▶ Goal of the exercise
Quote every line of the data below as it stands, omitting pictures.

▶ Provided material
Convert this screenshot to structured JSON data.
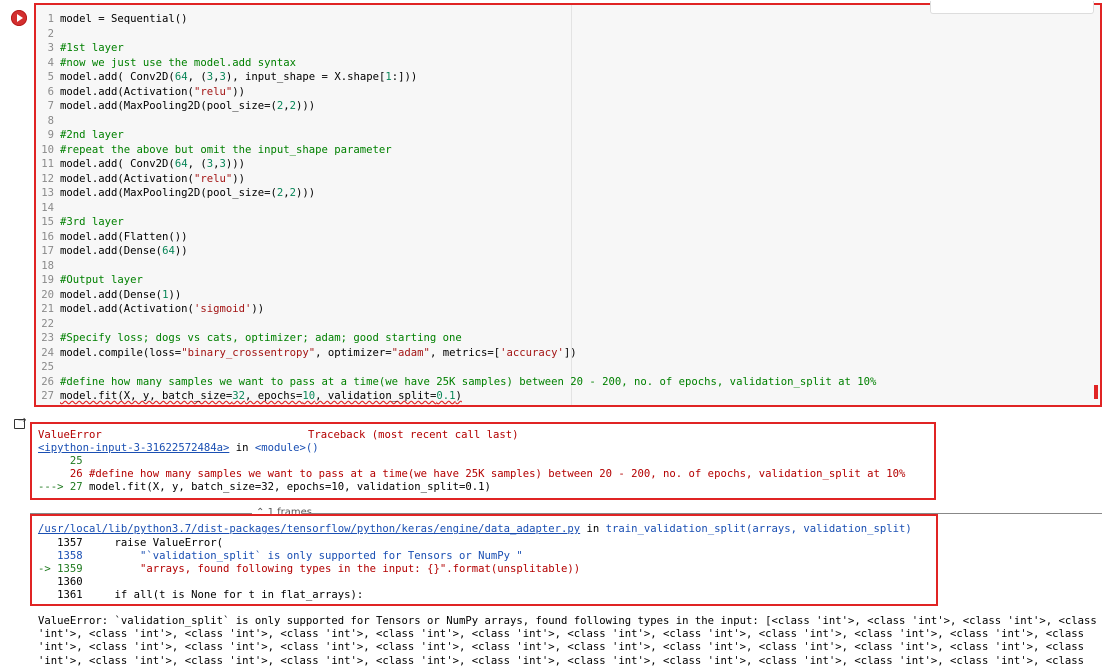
{
  "code_cell": {
    "lines": [
      {
        "n": "1",
        "segments": [
          {
            "t": "model = Sequential()",
            "c": "tx"
          }
        ]
      },
      {
        "n": "2",
        "segments": []
      },
      {
        "n": "3",
        "segments": [
          {
            "t": "#1st layer",
            "c": "cm"
          }
        ]
      },
      {
        "n": "4",
        "segments": [
          {
            "t": "#now we just use the model.add syntax",
            "c": "cm"
          }
        ]
      },
      {
        "n": "5",
        "segments": [
          {
            "t": "model.add( Conv2D(",
            "c": "tx"
          },
          {
            "t": "64",
            "c": "nu"
          },
          {
            "t": ", (",
            "c": "tx"
          },
          {
            "t": "3",
            "c": "nu"
          },
          {
            "t": ",",
            "c": "tx"
          },
          {
            "t": "3",
            "c": "nu"
          },
          {
            "t": "), input_shape = X.shape[",
            "c": "tx"
          },
          {
            "t": "1",
            "c": "nu"
          },
          {
            "t": ":]))",
            "c": "tx"
          }
        ]
      },
      {
        "n": "6",
        "segments": [
          {
            "t": "model.add(Activation(",
            "c": "tx"
          },
          {
            "t": "\"relu\"",
            "c": "st"
          },
          {
            "t": "))",
            "c": "tx"
          }
        ]
      },
      {
        "n": "7",
        "segments": [
          {
            "t": "model.add(MaxPooling2D(pool_size=(",
            "c": "tx"
          },
          {
            "t": "2",
            "c": "nu"
          },
          {
            "t": ",",
            "c": "tx"
          },
          {
            "t": "2",
            "c": "nu"
          },
          {
            "t": ")))",
            "c": "tx"
          }
        ]
      },
      {
        "n": "8",
        "segments": []
      },
      {
        "n": "9",
        "segments": [
          {
            "t": "#2nd layer",
            "c": "cm"
          }
        ]
      },
      {
        "n": "10",
        "segments": [
          {
            "t": "#repeat the above but omit the input_shape parameter",
            "c": "cm"
          }
        ]
      },
      {
        "n": "11",
        "segments": [
          {
            "t": "model.add( Conv2D(",
            "c": "tx"
          },
          {
            "t": "64",
            "c": "nu"
          },
          {
            "t": ", (",
            "c": "tx"
          },
          {
            "t": "3",
            "c": "nu"
          },
          {
            "t": ",",
            "c": "tx"
          },
          {
            "t": "3",
            "c": "nu"
          },
          {
            "t": ")))",
            "c": "tx"
          }
        ]
      },
      {
        "n": "12",
        "segments": [
          {
            "t": "model.add(Activation(",
            "c": "tx"
          },
          {
            "t": "\"relu\"",
            "c": "st"
          },
          {
            "t": "))",
            "c": "tx"
          }
        ]
      },
      {
        "n": "13",
        "segments": [
          {
            "t": "model.add(MaxPooling2D(pool_size=(",
            "c": "tx"
          },
          {
            "t": "2",
            "c": "nu"
          },
          {
            "t": ",",
            "c": "tx"
          },
          {
            "t": "2",
            "c": "nu"
          },
          {
            "t": ")))",
            "c": "tx"
          }
        ]
      },
      {
        "n": "14",
        "segments": []
      },
      {
        "n": "15",
        "segments": [
          {
            "t": "#3rd layer",
            "c": "cm"
          }
        ]
      },
      {
        "n": "16",
        "segments": [
          {
            "t": "model.add(Flatten())",
            "c": "tx"
          }
        ]
      },
      {
        "n": "17",
        "segments": [
          {
            "t": "model.add(Dense(",
            "c": "tx"
          },
          {
            "t": "64",
            "c": "nu"
          },
          {
            "t": "))",
            "c": "tx"
          }
        ]
      },
      {
        "n": "18",
        "segments": []
      },
      {
        "n": "19",
        "segments": [
          {
            "t": "#Output layer",
            "c": "cm"
          }
        ]
      },
      {
        "n": "20",
        "segments": [
          {
            "t": "model.add(Dense(",
            "c": "tx"
          },
          {
            "t": "1",
            "c": "nu"
          },
          {
            "t": "))",
            "c": "tx"
          }
        ]
      },
      {
        "n": "21",
        "segments": [
          {
            "t": "model.add(Activation(",
            "c": "tx"
          },
          {
            "t": "'sigmoid'",
            "c": "st"
          },
          {
            "t": "))",
            "c": "tx"
          }
        ]
      },
      {
        "n": "22",
        "segments": []
      },
      {
        "n": "23",
        "segments": [
          {
            "t": "#Specify loss; dogs vs cats, optimizer; adam; good starting one",
            "c": "cm"
          }
        ]
      },
      {
        "n": "24",
        "segments": [
          {
            "t": "model.compile(loss=",
            "c": "tx"
          },
          {
            "t": "\"binary_crossentropy\"",
            "c": "st"
          },
          {
            "t": ", optimizer=",
            "c": "tx"
          },
          {
            "t": "\"adam\"",
            "c": "st"
          },
          {
            "t": ", metrics=[",
            "c": "tx"
          },
          {
            "t": "'accuracy'",
            "c": "st"
          },
          {
            "t": "])",
            "c": "tx"
          }
        ]
      },
      {
        "n": "25",
        "segments": []
      },
      {
        "n": "26",
        "segments": [
          {
            "t": "#define how many samples we want to pass at a time(we have 25K samples) between 20 - 200, no. of epochs, validation_split at 10%",
            "c": "cm"
          }
        ]
      },
      {
        "n": "27",
        "segments": [
          {
            "t": "model.fit(X, y, batch_size=",
            "c": "tx squig"
          },
          {
            "t": "32",
            "c": "nu squig"
          },
          {
            "t": ", epochs=",
            "c": "tx squig"
          },
          {
            "t": "10",
            "c": "nu squig"
          },
          {
            "t": ", validation_split=",
            "c": "tx squig"
          },
          {
            "t": "0.1",
            "c": "nu squig"
          },
          {
            "t": ")",
            "c": "tx squig"
          }
        ]
      }
    ]
  },
  "traceback": {
    "error_name": "ValueError",
    "header_right": "Traceback (most recent call last)",
    "location_link": "<ipython-input-3-31622572484a>",
    "location_in": " in ",
    "location_module": "<module>()",
    "line_25": "     25",
    "line_26": "     26 #define how many samples we want to pass at a time(we have 25K samples) between 20 - 200, no. of epochs, validation_split at 10%",
    "line_27_arrow": "---> 27 ",
    "line_27_code": "model.fit(X, y, batch_size=32, epochs=10, validation_split=0.1)"
  },
  "frames_label": "1 frames",
  "frame": {
    "path_link": "/usr/local/lib/python3.7/dist-packages/tensorflow/python/keras/engine/data_adapter.py",
    "in_text": " in ",
    "func": "train_validation_split(arrays, validation_split)",
    "l1357": "   1357     raise ValueError(",
    "l1358": "   1358         \"`validation_split` is only supported for Tensors or NumPy \"",
    "l1359_arrow": "-> 1359 ",
    "l1359_code": "        \"arrays, found following types in the input: {}\".format(unsplitable))",
    "l1360": "   1360",
    "l1361": "   1361     if all(t is None for t in flat_arrays):"
  },
  "final_error": {
    "lines": [
      "ValueError: `validation_split` is only supported for Tensors or NumPy arrays, found following types in the input: [<class 'int'>, <class 'int'>, <class 'int'>, <class",
      "'int'>, <class 'int'>, <class 'int'>, <class 'int'>, <class 'int'>, <class 'int'>, <class 'int'>, <class 'int'>, <class 'int'>, <class 'int'>, <class 'int'>, <class",
      "'int'>, <class 'int'>, <class 'int'>, <class 'int'>, <class 'int'>, <class 'int'>, <class 'int'>, <class 'int'>, <class 'int'>, <class 'int'>, <class 'int'>, <class",
      "'int'>, <class 'int'>, <class 'int'>, <class 'int'>, <class 'int'>, <class 'int'>, <class 'int'>, <class 'int'>, <class 'int'>, <class 'int'>, <class 'int'>, <class"
    ]
  }
}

▶ Solution for this task
Convert this screenshot to structured JSON data.
{
  "code_cell": {
    "lines": [
      {
        "n": "1",
        "segments": [
          {
            "t": "model = Sequential()",
            "c": "tx"
          }
        ]
      },
      {
        "n": "2",
        "segments": []
      },
      {
        "n": "3",
        "segments": [
          {
            "t": "#1st layer",
            "c": "cm"
          }
        ]
      },
      {
        "n": "4",
        "segments": [
          {
            "t": "#now we just use the model.add syntax",
            "c": "cm"
          }
        ]
      },
      {
        "n": "5",
        "segments": [
          {
            "t": "model.add( Conv2D(",
            "c": "tx"
          },
          {
            "t": "64",
            "c": "nu"
          },
          {
            "t": ", (",
            "c": "tx"
          },
          {
            "t": "3",
            "c": "nu"
          },
          {
            "t": ",",
            "c": "tx"
          },
          {
            "t": "3",
            "c": "nu"
          },
          {
            "t": "), input_shape = X.shape[",
            "c": "tx"
          },
          {
            "t": "1",
            "c": "nu"
          },
          {
            "t": ":]))",
            "c": "tx"
          }
        ]
      },
      {
        "n": "6",
        "segments": [
          {
            "t": "model.add(Activation(",
            "c": "tx"
          },
          {
            "t": "\"relu\"",
            "c": "st"
          },
          {
            "t": "))",
            "c": "tx"
          }
        ]
      },
      {
        "n": "7",
        "segments": [
          {
            "t": "model.add(MaxPooling2D(pool_size=(",
            "c": "tx"
          },
          {
            "t": "2",
            "c": "nu"
          },
          {
            "t": ",",
            "c": "tx"
          },
          {
            "t": "2",
            "c": "nu"
          },
          {
            "t": ")))",
            "c": "tx"
          }
        ]
      },
      {
        "n": "8",
        "segments": []
      },
      {
        "n": "9",
        "segments": [
          {
            "t": "#2nd layer",
            "c": "cm"
          }
        ]
      },
      {
        "n": "10",
        "segments": [
          {
            "t": "#repeat the above but omit the input_shape parameter",
            "c": "cm"
          }
        ]
      },
      {
        "n": "11",
        "segments": [
          {
            "t": "model.add( Conv2D(",
            "c": "tx"
          },
          {
            "t": "64",
            "c": "nu"
          },
          {
            "t": ", (",
            "c": "tx"
          },
          {
            "t": "3",
            "c": "nu"
          },
          {
            "t": ",",
            "c": "tx"
          },
          {
            "t": "3",
            "c": "nu"
          },
          {
            "t": ")))",
            "c": "tx"
          }
        ]
      },
      {
        "n": "12",
        "segments": [
          {
            "t": "model.add(Activation(",
            "c": "tx"
          },
          {
            "t": "\"relu\"",
            "c": "st"
          },
          {
            "t": "))",
            "c": "tx"
          }
        ]
      },
      {
        "n": "13",
        "segments": [
          {
            "t": "model.add(MaxPooling2D(pool_size=(",
            "c": "tx"
          },
          {
            "t": "2",
            "c": "nu"
          },
          {
            "t": ",",
            "c": "tx"
          },
          {
            "t": "2",
            "c": "nu"
          },
          {
            "t": ")))",
            "c": "tx"
          }
        ]
      },
      {
        "n": "14",
        "segments": []
      },
      {
        "n": "15",
        "segments": [
          {
            "t": "#3rd layer",
            "c": "cm"
          }
        ]
      },
      {
        "n": "16",
        "segments": [
          {
            "t": "model.add(Flatten())",
            "c": "tx"
          }
        ]
      },
      {
        "n": "17",
        "segments": [
          {
            "t": "model.add(Dense(",
            "c": "tx"
          },
          {
            "t": "64",
            "c": "nu"
          },
          {
            "t": "))",
            "c": "tx"
          }
        ]
      },
      {
        "n": "18",
        "segments": []
      },
      {
        "n": "19",
        "segments": [
          {
            "t": "#Output layer",
            "c": "cm"
          }
        ]
      },
      {
        "n": "20",
        "segments": [
          {
            "t": "model.add(Dense(",
            "c": "tx"
          },
          {
            "t": "1",
            "c": "nu"
          },
          {
            "t": "))",
            "c": "tx"
          }
        ]
      },
      {
        "n": "21",
        "segments": [
          {
            "t": "model.add(Activation(",
            "c": "tx"
          },
          {
            "t": "'sigmoid'",
            "c": "st"
          },
          {
            "t": "))",
            "c": "tx"
          }
        ]
      },
      {
        "n": "22",
        "segments": []
      },
      {
        "n": "23",
        "segments": [
          {
            "t": "#Specify loss; dogs vs cats, optimizer; adam; good starting one",
            "c": "cm"
          }
        ]
      },
      {
        "n": "24",
        "segments": [
          {
            "t": "model.compile(loss=",
            "c": "tx"
          },
          {
            "t": "\"binary_crossentropy\"",
            "c": "st"
          },
          {
            "t": ", optimizer=",
            "c": "tx"
          },
          {
            "t": "\"adam\"",
            "c": "st"
          },
          {
            "t": ", metrics=[",
            "c": "tx"
          },
          {
            "t": "'accuracy'",
            "c": "st"
          },
          {
            "t": "])",
            "c": "tx"
          }
        ]
      },
      {
        "n": "25",
        "segments": []
      },
      {
        "n": "26",
        "segments": [
          {
            "t": "#define how many samples we want to pass at a time(we have 25K samples) between 20 - 200, no. of epochs, validation_split at 10%",
            "c": "cm"
          }
        ]
      },
      {
        "n": "27",
        "segments": [
          {
            "t": "model.fit(X, y, batch_size=",
            "c": "tx squig"
          },
          {
            "t": "32",
            "c": "nu squig"
          },
          {
            "t": ", epochs=",
            "c": "tx squig"
          },
          {
            "t": "10",
            "c": "nu squig"
          },
          {
            "t": ", validation_split=",
            "c": "tx squig"
          },
          {
            "t": "0.1",
            "c": "nu squig"
          },
          {
            "t": ")",
            "c": "tx squig"
          }
        ]
      }
    ]
  },
  "traceback": {
    "error_name": "ValueError",
    "header_right": "Traceback (most recent call last)",
    "location_link": "<ipython-input-3-31622572484a>",
    "location_in": " in ",
    "location_module": "<module>()",
    "line_25": "     25",
    "line_26": "     26 #define how many samples we want to pass at a time(we have 25K samples) between 20 - 200, no. of epochs, validation_split at 10%",
    "line_27_arrow": "---> 27 ",
    "line_27_code": "model.fit(X, y, batch_size=32, epochs=10, validation_split=0.1)"
  },
  "frames_label": "1 frames",
  "frame": {
    "path_link": "/usr/local/lib/python3.7/dist-packages/tensorflow/python/keras/engine/data_adapter.py",
    "in_text": " in ",
    "func": "train_validation_split(arrays, validation_split)",
    "l1357": "   1357     raise ValueError(",
    "l1358": "   1358         \"`validation_split` is only supported for Tensors or NumPy \"",
    "l1359_arrow": "-> 1359 ",
    "l1359_code": "        \"arrays, found following types in the input: {}\".format(unsplitable))",
    "l1360": "   1360",
    "l1361": "   1361     if all(t is None for t in flat_arrays):"
  },
  "final_error": {
    "lines": [
      "ValueError: `validation_split` is only supported for Tensors or NumPy arrays, found following types in the input: [<class 'int'>, <class 'int'>, <class 'int'>, <class",
      "'int'>, <class 'int'>, <class 'int'>, <class 'int'>, <class 'int'>, <class 'int'>, <class 'int'>, <class 'int'>, <class 'int'>, <class 'int'>, <class 'int'>, <class",
      "'int'>, <class 'int'>, <class 'int'>, <class 'int'>, <class 'int'>, <class 'int'>, <class 'int'>, <class 'int'>, <class 'int'>, <class 'int'>, <class 'int'>, <class",
      "'int'>, <class 'int'>, <class 'int'>, <class 'int'>, <class 'int'>, <class 'int'>, <class 'int'>, <class 'int'>, <class 'int'>, <class 'int'>, <class 'int'>, <class"
    ]
  }
}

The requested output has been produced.